**ACTION ITEM:** Your task is to copy every entry exactly.

Source data:
________________________
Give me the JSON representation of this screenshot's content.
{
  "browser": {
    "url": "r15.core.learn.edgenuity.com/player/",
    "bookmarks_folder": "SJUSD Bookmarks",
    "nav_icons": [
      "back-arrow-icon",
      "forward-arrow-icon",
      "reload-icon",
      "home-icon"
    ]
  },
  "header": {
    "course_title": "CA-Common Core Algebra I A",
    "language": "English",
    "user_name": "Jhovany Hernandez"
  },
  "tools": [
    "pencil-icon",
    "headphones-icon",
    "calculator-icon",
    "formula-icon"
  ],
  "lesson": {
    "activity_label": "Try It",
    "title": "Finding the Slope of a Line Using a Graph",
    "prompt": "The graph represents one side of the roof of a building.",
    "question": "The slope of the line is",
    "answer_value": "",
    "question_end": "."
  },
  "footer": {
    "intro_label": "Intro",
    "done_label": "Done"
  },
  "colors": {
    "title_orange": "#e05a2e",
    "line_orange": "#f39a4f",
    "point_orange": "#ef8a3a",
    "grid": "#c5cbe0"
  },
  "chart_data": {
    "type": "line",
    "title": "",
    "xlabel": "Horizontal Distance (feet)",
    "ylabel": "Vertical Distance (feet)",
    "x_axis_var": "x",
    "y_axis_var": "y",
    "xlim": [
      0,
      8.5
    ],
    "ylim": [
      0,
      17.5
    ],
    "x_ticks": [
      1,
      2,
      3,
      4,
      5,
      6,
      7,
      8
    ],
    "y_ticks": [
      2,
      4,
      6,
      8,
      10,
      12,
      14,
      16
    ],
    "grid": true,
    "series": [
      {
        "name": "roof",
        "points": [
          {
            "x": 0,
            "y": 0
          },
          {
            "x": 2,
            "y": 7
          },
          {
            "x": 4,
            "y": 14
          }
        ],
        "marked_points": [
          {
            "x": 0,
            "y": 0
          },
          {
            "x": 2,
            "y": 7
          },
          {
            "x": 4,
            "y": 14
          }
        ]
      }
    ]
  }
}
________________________
**ANSWER TO THIS PROBLEM:**
Give me the JSON representation of this screenshot's content.
{
  "browser": {
    "url": "r15.core.learn.edgenuity.com/player/",
    "bookmarks_folder": "SJUSD Bookmarks",
    "nav_icons": [
      "back-arrow-icon",
      "forward-arrow-icon",
      "reload-icon",
      "home-icon"
    ]
  },
  "header": {
    "course_title": "CA-Common Core Algebra I A",
    "language": "English",
    "user_name": "Jhovany Hernandez"
  },
  "tools": [
    "pencil-icon",
    "headphones-icon",
    "calculator-icon",
    "formula-icon"
  ],
  "lesson": {
    "activity_label": "Try It",
    "title": "Finding the Slope of a Line Using a Graph",
    "prompt": "The graph represents one side of the roof of a building.",
    "question": "The slope of the line is",
    "answer_value": "",
    "question_end": "."
  },
  "footer": {
    "intro_label": "Intro",
    "done_label": "Done"
  },
  "colors": {
    "title_orange": "#e05a2e",
    "line_orange": "#f39a4f",
    "point_orange": "#ef8a3a",
    "grid": "#c5cbe0"
  },
  "chart_data": {
    "type": "line",
    "title": "",
    "xlabel": "Horizontal Distance (feet)",
    "ylabel": "Vertical Distance (feet)",
    "x_axis_var": "x",
    "y_axis_var": "y",
    "xlim": [
      0,
      8.5
    ],
    "ylim": [
      0,
      17.5
    ],
    "x_ticks": [
      1,
      2,
      3,
      4,
      5,
      6,
      7,
      8
    ],
    "y_ticks": [
      2,
      4,
      6,
      8,
      10,
      12,
      14,
      16
    ],
    "grid": true,
    "series": [
      {
        "name": "roof",
        "points": [
          {
            "x": 0,
            "y": 0
          },
          {
            "x": 2,
            "y": 7
          },
          {
            "x": 4,
            "y": 14
          }
        ],
        "marked_points": [
          {
            "x": 0,
            "y": 0
          },
          {
            "x": 2,
            "y": 7
          },
          {
            "x": 4,
            "y": 14
          }
        ]
      }
    ]
  }
}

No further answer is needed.